**Problem**
Carry over every entry exactly as written, though not the pictures it contains.

Extracted data entries
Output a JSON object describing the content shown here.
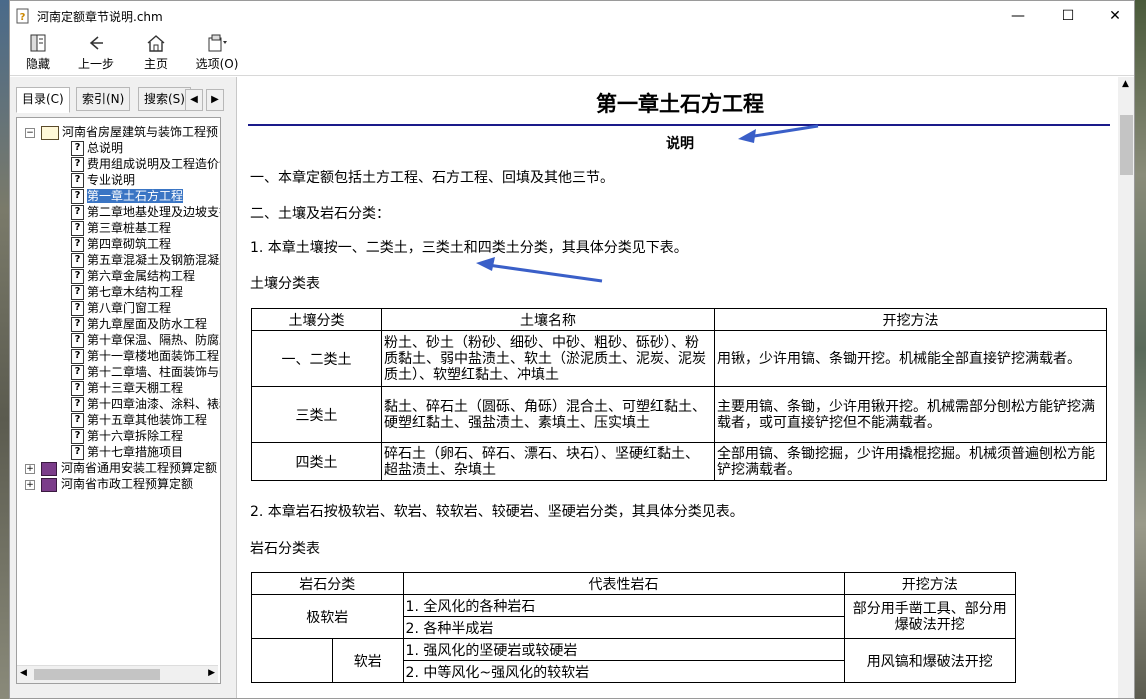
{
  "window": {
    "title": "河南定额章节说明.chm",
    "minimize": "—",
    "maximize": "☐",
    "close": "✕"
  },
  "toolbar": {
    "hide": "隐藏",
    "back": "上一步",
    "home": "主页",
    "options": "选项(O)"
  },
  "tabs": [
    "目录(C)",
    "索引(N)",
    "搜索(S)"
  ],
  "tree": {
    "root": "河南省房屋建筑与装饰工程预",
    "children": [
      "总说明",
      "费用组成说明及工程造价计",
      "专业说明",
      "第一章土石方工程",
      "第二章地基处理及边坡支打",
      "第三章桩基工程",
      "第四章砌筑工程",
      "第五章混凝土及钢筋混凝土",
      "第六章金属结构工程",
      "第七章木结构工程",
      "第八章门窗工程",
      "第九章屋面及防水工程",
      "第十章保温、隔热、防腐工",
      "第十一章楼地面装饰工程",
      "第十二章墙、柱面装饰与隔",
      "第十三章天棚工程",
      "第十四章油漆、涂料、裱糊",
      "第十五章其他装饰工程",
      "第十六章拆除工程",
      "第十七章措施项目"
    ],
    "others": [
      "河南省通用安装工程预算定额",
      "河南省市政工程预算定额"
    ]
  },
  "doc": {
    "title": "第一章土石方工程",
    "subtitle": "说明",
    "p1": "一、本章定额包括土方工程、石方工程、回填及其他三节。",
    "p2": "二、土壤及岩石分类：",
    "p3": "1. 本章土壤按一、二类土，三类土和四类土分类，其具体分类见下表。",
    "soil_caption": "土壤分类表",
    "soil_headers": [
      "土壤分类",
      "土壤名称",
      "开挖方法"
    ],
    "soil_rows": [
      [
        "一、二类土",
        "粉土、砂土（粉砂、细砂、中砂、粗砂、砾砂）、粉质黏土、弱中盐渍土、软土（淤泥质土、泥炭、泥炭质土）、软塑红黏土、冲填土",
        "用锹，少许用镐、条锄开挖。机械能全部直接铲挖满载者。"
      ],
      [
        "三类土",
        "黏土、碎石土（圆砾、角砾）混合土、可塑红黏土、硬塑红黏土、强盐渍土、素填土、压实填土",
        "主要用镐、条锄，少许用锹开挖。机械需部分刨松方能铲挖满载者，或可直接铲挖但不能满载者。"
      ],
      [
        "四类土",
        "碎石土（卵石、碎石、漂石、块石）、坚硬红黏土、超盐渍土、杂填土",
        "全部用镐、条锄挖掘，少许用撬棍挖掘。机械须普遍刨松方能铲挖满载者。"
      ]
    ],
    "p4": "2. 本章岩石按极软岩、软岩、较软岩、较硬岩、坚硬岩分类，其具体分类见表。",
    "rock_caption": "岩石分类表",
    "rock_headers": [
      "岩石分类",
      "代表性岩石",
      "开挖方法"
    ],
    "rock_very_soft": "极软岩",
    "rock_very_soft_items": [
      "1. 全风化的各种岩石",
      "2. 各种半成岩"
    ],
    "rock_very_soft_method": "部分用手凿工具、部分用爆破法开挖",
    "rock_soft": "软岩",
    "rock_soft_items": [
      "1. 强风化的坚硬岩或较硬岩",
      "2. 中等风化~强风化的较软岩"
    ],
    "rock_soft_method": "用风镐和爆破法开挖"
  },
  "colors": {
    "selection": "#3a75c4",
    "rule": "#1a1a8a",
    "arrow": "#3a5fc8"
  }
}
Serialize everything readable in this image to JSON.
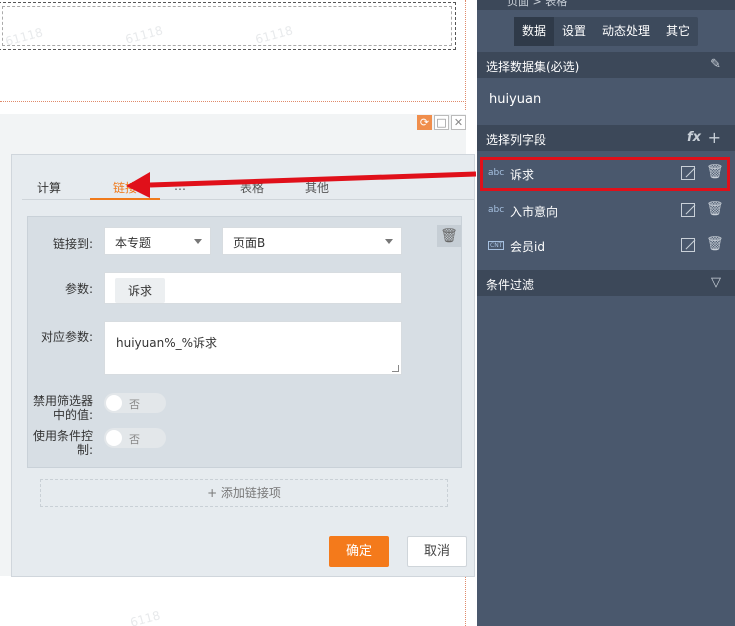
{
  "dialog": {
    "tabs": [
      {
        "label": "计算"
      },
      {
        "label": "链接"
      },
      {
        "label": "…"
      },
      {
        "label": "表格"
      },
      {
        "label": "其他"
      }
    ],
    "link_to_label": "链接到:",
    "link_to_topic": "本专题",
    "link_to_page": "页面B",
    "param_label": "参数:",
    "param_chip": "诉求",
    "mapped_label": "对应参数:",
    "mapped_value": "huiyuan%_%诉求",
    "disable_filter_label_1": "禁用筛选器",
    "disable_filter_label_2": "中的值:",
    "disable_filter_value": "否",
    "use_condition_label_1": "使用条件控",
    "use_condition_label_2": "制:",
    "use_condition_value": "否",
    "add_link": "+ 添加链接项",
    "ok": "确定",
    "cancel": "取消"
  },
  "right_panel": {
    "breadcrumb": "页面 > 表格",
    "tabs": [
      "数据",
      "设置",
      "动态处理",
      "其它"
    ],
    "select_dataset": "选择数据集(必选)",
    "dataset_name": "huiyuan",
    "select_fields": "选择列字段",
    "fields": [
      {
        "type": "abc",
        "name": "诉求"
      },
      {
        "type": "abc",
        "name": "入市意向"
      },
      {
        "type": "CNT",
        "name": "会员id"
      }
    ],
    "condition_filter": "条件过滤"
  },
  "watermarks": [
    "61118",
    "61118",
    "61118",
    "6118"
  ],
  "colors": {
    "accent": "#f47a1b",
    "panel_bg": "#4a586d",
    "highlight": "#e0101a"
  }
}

**Task answer**
Output a JSON object describing the content shown here.
{
  "window": {
    "title": "河南定额章节说明.chm",
    "minimize": "—",
    "maximize": "☐",
    "close": "✕"
  },
  "toolbar": {
    "hide": "隐藏",
    "back": "上一步",
    "home": "主页",
    "options": "选项(O)"
  },
  "tabs": [
    "目录(C)",
    "索引(N)",
    "搜索(S)"
  ],
  "tree": {
    "root": "河南省房屋建筑与装饰工程预",
    "children": [
      "总说明",
      "费用组成说明及工程造价计",
      "专业说明",
      "第一章土石方工程",
      "第二章地基处理及边坡支打",
      "第三章桩基工程",
      "第四章砌筑工程",
      "第五章混凝土及钢筋混凝土",
      "第六章金属结构工程",
      "第七章木结构工程",
      "第八章门窗工程",
      "第九章屋面及防水工程",
      "第十章保温、隔热、防腐工",
      "第十一章楼地面装饰工程",
      "第十二章墙、柱面装饰与隔",
      "第十三章天棚工程",
      "第十四章油漆、涂料、裱糊",
      "第十五章其他装饰工程",
      "第十六章拆除工程",
      "第十七章措施项目"
    ],
    "others": [
      "河南省通用安装工程预算定额",
      "河南省市政工程预算定额"
    ]
  },
  "doc": {
    "title": "第一章土石方工程",
    "subtitle": "说明",
    "p1": "一、本章定额包括土方工程、石方工程、回填及其他三节。",
    "p2": "二、土壤及岩石分类：",
    "p3": "1. 本章土壤按一、二类土，三类土和四类土分类，其具体分类见下表。",
    "soil_caption": "土壤分类表",
    "soil_headers": [
      "土壤分类",
      "土壤名称",
      "开挖方法"
    ],
    "soil_rows": [
      [
        "一、二类土",
        "粉土、砂土（粉砂、细砂、中砂、粗砂、砾砂）、粉质黏土、弱中盐渍土、软土（淤泥质土、泥炭、泥炭质土）、软塑红黏土、冲填土",
        "用锹，少许用镐、条锄开挖。机械能全部直接铲挖满载者。"
      ],
      [
        "三类土",
        "黏土、碎石土（圆砾、角砾）混合土、可塑红黏土、硬塑红黏土、强盐渍土、素填土、压实填土",
        "主要用镐、条锄，少许用锹开挖。机械需部分刨松方能铲挖满载者，或可直接铲挖但不能满载者。"
      ],
      [
        "四类土",
        "碎石土（卵石、碎石、漂石、块石）、坚硬红黏土、超盐渍土、杂填土",
        "全部用镐、条锄挖掘，少许用撬棍挖掘。机械须普遍刨松方能铲挖满载者。"
      ]
    ],
    "p4": "2. 本章岩石按极软岩、软岩、较软岩、较硬岩、坚硬岩分类，其具体分类见表。",
    "rock_caption": "岩石分类表",
    "rock_headers": [
      "岩石分类",
      "代表性岩石",
      "开挖方法"
    ],
    "rock_very_soft": "极软岩",
    "rock_very_soft_items": [
      "1. 全风化的各种岩石",
      "2. 各种半成岩"
    ],
    "rock_very_soft_method": "部分用手凿工具、部分用爆破法开挖",
    "rock_soft": "软岩",
    "rock_soft_items": [
      "1. 强风化的坚硬岩或较硬岩",
      "2. 中等风化~强风化的较软岩"
    ],
    "rock_soft_method": "用风镐和爆破法开挖"
  },
  "colors": {
    "selection": "#3a75c4",
    "rule": "#1a1a8a",
    "arrow": "#3a5fc8"
  }
}
Serialize everything readable in this image to JSON.
{
  "dialog": {
    "tabs": [
      {
        "label": "计算"
      },
      {
        "label": "链接"
      },
      {
        "label": "…"
      },
      {
        "label": "表格"
      },
      {
        "label": "其他"
      }
    ],
    "link_to_label": "链接到:",
    "link_to_topic": "本专题",
    "link_to_page": "页面B",
    "param_label": "参数:",
    "param_chip": "诉求",
    "mapped_label": "对应参数:",
    "mapped_value": "huiyuan%_%诉求",
    "disable_filter_label_1": "禁用筛选器",
    "disable_filter_label_2": "中的值:",
    "disable_filter_value": "否",
    "use_condition_label_1": "使用条件控",
    "use_condition_label_2": "制:",
    "use_condition_value": "否",
    "add_link": "+ 添加链接项",
    "ok": "确定",
    "cancel": "取消"
  },
  "right_panel": {
    "breadcrumb": "页面 > 表格",
    "tabs": [
      "数据",
      "设置",
      "动态处理",
      "其它"
    ],
    "select_dataset": "选择数据集(必选)",
    "dataset_name": "huiyuan",
    "select_fields": "选择列字段",
    "fields": [
      {
        "type": "abc",
        "name": "诉求"
      },
      {
        "type": "abc",
        "name": "入市意向"
      },
      {
        "type": "CNT",
        "name": "会员id"
      }
    ],
    "condition_filter": "条件过滤"
  },
  "watermarks": [
    "61118",
    "61118",
    "61118",
    "6118"
  ],
  "colors": {
    "accent": "#f47a1b",
    "panel_bg": "#4a586d",
    "highlight": "#e0101a"
  }
}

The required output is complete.